The USD has weakened as the count in the key US States continues with Joe Biden looking more likely to win the keys to the White House.
Biden has now reportedly taken the lead in Georgia with 99% votes counted and he continues to lead in Nevada and Arizona (albeit Trump has been closing the gap in Arizona). Trump still has the lead in Pennsylvania, although the gap is narrowing as more postal votes are counted.
Trump is continuing to declare fraud in the voting and stating he would win if the “legal votes” are counted and the “illegal votes” are removed. His claims are still unsubstantiated but it seems likely he will continue to press for legal action. With Biden appearing to pull away in the counts, it seems unlikely Trump will have much chance of success with the courts and the markets appear to be feeling that it’s only a matter of time before we get a clear result. This is increasing risk appetite and therefore weakening the USD.
In other news, the Pound has been supported by combined action from the Bank of England and the UK government which has increased support to the economy as the new lockdown starts. The BoE kept interest rates on hold but increased their quantitative easing measures by another £150 billion (to a total of £895 billion). Rishi Sunak also gave businesses and employees some welcome relief by announcing an extension to the furlough scheme to the end of March 2021. This double action has been taken favourably by pound buyers as it should help UK’s recovery from the coronavirus crisis.
As a result, the GBP/USD is now 2 cents higher from Wednesday’s low and trades towards the top end of where it’s been over the past couple of months. The EUR/USD is pushing higher and has already risen 1.1% since yesterday, pushing it towards the top of its recent range.

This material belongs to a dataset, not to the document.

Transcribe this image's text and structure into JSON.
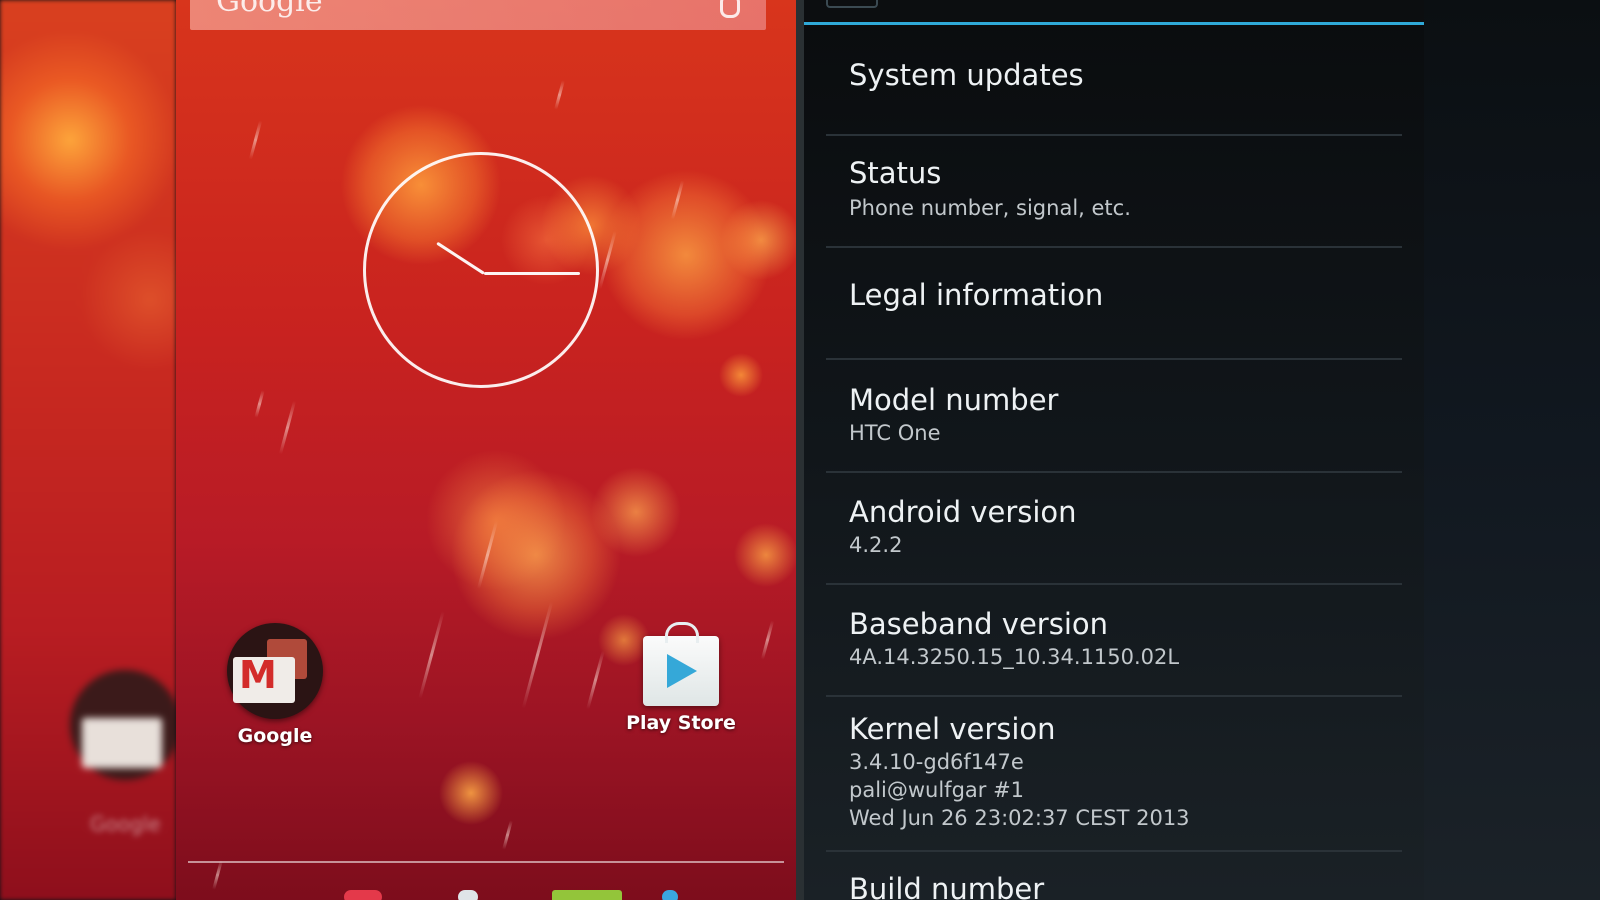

Next up we have the US non-farm payroll figures this afternoon, but it’s clear the market will be more focused on the final vote counts as the final states finish their vote counting. Looking further ahead, once the dust settles on this US election, Brexit is likely to come back to the fore.